In its encouragement of self-knowledge, Purim acts as an ironic but important precursor to Pesach, when we all pretend to be kings (which we are not) and slaves (which we also are not) and invite the poor to envision himself living in a state of relative comfort (which he does not). Yet we are entitled to pretend because we do so within the context of having already defined and accepted our role one month earlier, on Purim. When we say that we are kings, we mean that as an aspiration beyond what we have already accepted ourselves to be. When we say that we understand slavery, we mean that we can augment the position of life within which we find ourselves with a feeling of empathy for Avadim and an understanding of our own Avdut. We can aspire to understand others who do not have what we have. When we invite the Evyon to join us at our Seder, it is as a character in the Pesach story who understands who he is and who has accepted his role, but who now also aspires for more.

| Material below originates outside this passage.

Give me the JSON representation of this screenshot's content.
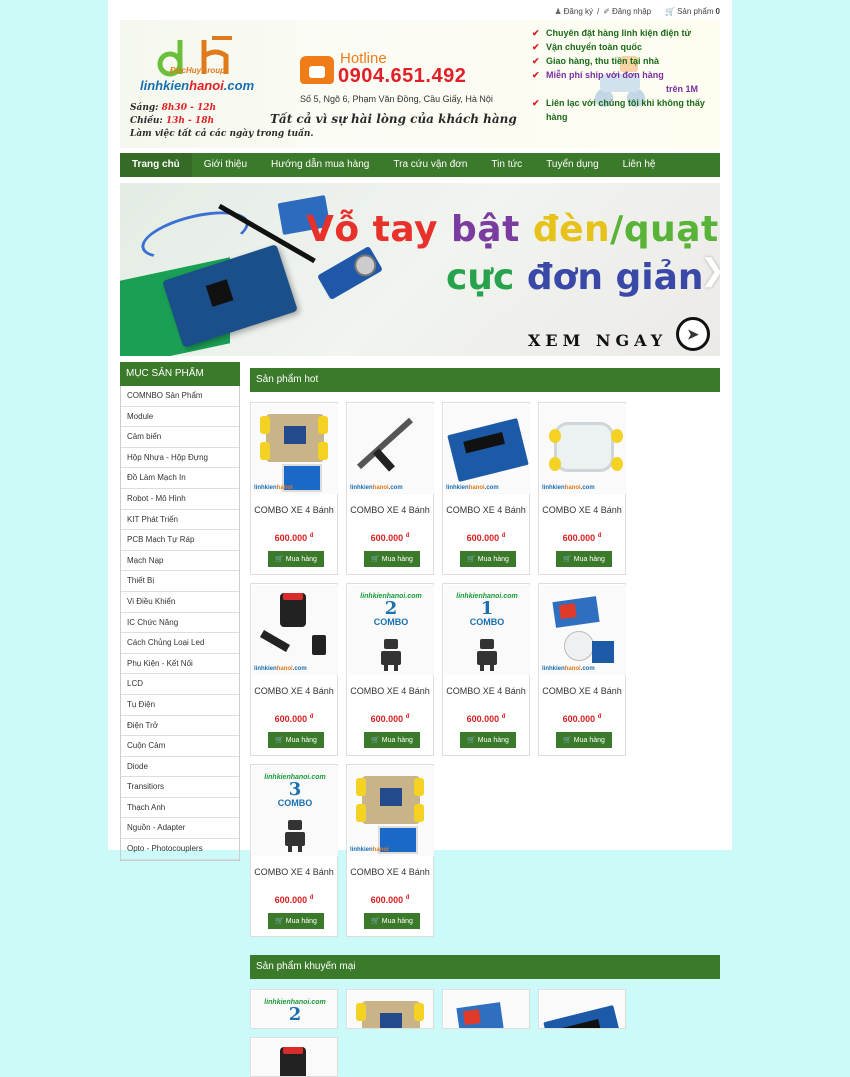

But in order to aspire for more, one must first understand who he is – and this is the earlier job of Purim.
The origin of costumes on Purim is shrouded in mystery, but they serve as an ironic supplement to the self-discovery of the day. As a great poet once sang, “We all have a face that we hide away forever, and we take it out and show ourselves when everyone has gone.” Self-knowledge is one of the most difficult tasks we undertake, and we do it with fear of what we might find. We all protect ourselves against the discovery of who we really are with all types of masks – cynicism, denial, bravado, attachment to others whom we respect more than we do ourselves. These are, one might say, “the faces of the stranger, but we love to try them on.” At the end of the day, though, our task on Purim is not truly to wear masks but ultimately to free ourselves of them and see and appreciate who we truly are – warts and all – before the growth of Pesach and Sefirah can begin.
Our task on Purim is to be the Evyon or the Ashir that Hashem wanted us to be. Like two runners side by side on the starting block but worlds apart in their abilities, like two teams on Opening Day of which only one has any reasonable shot at making the Playoffs, we stand before Hashem as equals who are not identical and who would make no claim to be of equal opportunity or caliber. We mask ourselves in the morning because we know the light of self-discovery will be blinding, but we undertake the task anyway as we use wine to shed our outer selves later in the day. And we do it all because it is only based on that self-recognition that we can begin to grow and develop on Pesach and beyond.
Pleasant Journeys, one and all.
(The above essay is based loosely on a Shiur I gave a few years ago, the Sources for which can be found here.)